cryogenic process to produce neon along with nitrogen and liquid oxygen from a two-column
air separation unit is proposed. Besides, energy, exergy, and sensitivity
analyses of the process are performed. Neon, nitrogen, and oxygen mole fractions
obtained were 0.206%, 98.75%, and 74.47% respectively. Results showed that
increasing the temperature of the feed streams and the reflux ratio of the columns have
a negative effect on the recovery of neon while increasing the feed’s pressure up to a point
improves the recovery. The overall exergy efficiency of the process was determined as 74.63%.
Is CCS really so expensive? An analysis of cascading costs and CO2 emissions reduction of industrial CCS implementation applied to a bridge
Sai Gokul Subraveti, Elda Rodriguez, Andrea Ramirez, Simon Roussanaly
July 19, 2022 (v1)
Note: Unverified Submission
Subject: Energy Policy
Keywords: Bridge, Carbon Capture and Storage, CCS, Cement, Cost-Benefit analysis, Life Cycle Analysis, Steel, Technoeconomic Analysis
Carbon capture, transport, and storage (CCS) is an essential technology to mitigate global CO2 emissions from power and industry sectors. Despite the increasing recognition and interest in both the scientific community and stakeholders, current CCS deployment is far behind targeted ambitions. A key reason is that CCS is often perceived as too expensive to reduce CO2 emissions. The costs of CCS have however traditionally been looked at from the industrial plant point of view which does not necessarily reflect the end-user’s perspective. This paper addresses the incomplete view by investigating the impact of implementing CCS in industrial facilities on the overall costs and CO2 emissions of end-user products and services. As an example, this work examines the extent to which an increase in costs of raw materials (cement and steel) due to CCS impact the costs of building a bridge. Our results show that although CCS significantly increases the cost of cement and steel, the subsequent incre... [more]
Moving toward the low-carbon hydrogen economy: Experiences and key learnings from national case studies

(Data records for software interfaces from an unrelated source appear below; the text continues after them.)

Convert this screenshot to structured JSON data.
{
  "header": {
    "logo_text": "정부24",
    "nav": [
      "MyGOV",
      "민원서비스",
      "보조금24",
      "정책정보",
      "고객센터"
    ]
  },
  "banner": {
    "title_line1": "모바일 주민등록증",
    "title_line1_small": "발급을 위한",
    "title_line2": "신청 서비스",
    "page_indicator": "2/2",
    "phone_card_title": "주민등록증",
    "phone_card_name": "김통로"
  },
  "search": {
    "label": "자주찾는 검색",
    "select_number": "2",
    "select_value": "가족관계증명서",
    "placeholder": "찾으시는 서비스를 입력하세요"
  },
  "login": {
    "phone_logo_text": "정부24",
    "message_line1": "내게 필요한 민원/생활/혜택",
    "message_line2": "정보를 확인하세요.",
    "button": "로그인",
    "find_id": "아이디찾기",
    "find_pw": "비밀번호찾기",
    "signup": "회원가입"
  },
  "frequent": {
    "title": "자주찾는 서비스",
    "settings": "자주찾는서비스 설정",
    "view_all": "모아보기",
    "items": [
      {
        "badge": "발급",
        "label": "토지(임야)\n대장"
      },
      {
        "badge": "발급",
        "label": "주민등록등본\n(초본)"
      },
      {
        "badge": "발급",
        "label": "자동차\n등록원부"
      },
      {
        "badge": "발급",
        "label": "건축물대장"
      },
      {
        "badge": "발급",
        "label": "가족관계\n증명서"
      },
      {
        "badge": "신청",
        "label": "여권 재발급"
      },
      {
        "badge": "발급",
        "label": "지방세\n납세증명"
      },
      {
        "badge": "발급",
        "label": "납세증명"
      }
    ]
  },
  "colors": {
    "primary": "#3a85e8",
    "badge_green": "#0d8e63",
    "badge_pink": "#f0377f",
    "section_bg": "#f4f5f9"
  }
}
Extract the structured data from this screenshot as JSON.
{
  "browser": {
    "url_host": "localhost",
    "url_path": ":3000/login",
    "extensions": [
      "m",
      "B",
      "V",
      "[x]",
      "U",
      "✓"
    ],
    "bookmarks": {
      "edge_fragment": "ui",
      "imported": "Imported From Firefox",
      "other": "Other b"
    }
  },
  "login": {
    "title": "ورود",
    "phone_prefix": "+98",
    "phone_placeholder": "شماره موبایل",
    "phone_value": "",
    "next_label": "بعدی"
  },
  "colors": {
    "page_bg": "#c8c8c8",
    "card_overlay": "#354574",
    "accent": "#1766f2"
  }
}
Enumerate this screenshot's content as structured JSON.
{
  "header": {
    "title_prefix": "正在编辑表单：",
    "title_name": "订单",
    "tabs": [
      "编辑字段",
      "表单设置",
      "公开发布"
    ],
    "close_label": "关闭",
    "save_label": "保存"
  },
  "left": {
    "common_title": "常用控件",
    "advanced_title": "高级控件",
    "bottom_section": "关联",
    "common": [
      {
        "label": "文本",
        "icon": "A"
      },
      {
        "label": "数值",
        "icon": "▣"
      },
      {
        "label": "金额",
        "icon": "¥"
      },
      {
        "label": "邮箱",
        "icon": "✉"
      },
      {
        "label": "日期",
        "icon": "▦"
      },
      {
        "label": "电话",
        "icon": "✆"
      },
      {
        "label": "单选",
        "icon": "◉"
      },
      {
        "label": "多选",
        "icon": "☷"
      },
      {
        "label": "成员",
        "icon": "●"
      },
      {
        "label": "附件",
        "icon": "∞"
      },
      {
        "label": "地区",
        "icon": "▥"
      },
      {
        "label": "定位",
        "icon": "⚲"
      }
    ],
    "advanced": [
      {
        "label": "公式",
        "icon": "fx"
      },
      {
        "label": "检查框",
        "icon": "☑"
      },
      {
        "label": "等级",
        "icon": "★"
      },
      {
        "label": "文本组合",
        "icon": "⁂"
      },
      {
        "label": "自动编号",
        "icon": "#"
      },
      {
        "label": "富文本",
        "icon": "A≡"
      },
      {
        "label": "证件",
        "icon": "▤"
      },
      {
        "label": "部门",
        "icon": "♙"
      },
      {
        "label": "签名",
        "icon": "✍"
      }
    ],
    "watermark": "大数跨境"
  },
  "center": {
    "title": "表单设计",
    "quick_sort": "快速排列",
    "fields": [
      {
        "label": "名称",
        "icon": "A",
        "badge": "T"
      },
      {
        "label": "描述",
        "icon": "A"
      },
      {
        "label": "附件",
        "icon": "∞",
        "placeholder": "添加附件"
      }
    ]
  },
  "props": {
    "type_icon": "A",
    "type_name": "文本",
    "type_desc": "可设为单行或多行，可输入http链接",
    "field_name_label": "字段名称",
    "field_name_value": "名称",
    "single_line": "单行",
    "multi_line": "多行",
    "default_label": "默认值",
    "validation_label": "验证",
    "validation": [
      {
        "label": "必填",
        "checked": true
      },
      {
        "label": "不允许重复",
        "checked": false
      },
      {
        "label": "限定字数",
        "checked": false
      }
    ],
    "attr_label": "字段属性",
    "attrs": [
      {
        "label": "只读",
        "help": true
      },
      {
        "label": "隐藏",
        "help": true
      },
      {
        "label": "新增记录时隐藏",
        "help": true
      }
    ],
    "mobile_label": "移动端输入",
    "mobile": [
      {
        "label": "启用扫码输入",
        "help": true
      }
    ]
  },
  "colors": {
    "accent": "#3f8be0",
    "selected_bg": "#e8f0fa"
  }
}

Gunhild Reigstad, Simon Roussanaly, Julian Straus, Rahul Anantharaman, Robert de Kler, Maxine Akhurst, Jonathan Pearce, Nixon Sunny, Ward Goldthorpe, Lionel Avignon, Stefan Flamme, Gianfranco Guidati, Evangelos Panos, Christian Bauer
July 7, 2022 (v1)
Note: Unverified Submission
Keywords: CCS, Energy transition, Integrated analysis, Low carbon hydrogen, Low-carbon economy
The recognised urgency to achieve net-zero carbon dioxide (CO2) emissions by 2050, as first presented by the IPCC special report on 1.5 °C Global Warming, has spurred a renewed interest in hydrogen as a companion to electricity for widespread decarbonization of the economy. We present reflections on the estimation of future hydrogen demand, optimization of infrastructure for production, transport and storage, development of viable business cases, and environmental impact evaluations using life cycle assessments. We highlight challenges and opportunities that are common across studies of the business cases for hydrogen in Germany, the UK, the Netherlands, Switzerland and Norway. The use of hydrogen in the industry sector is an important driver and could incentivise large-scale hydrogen value chains. In the long-term hydrogen becomes important also for the transport sector. Hydrogen production from natural gas with capture and permanent storage of the produced CO2 (CCS) enables large-sc... [more]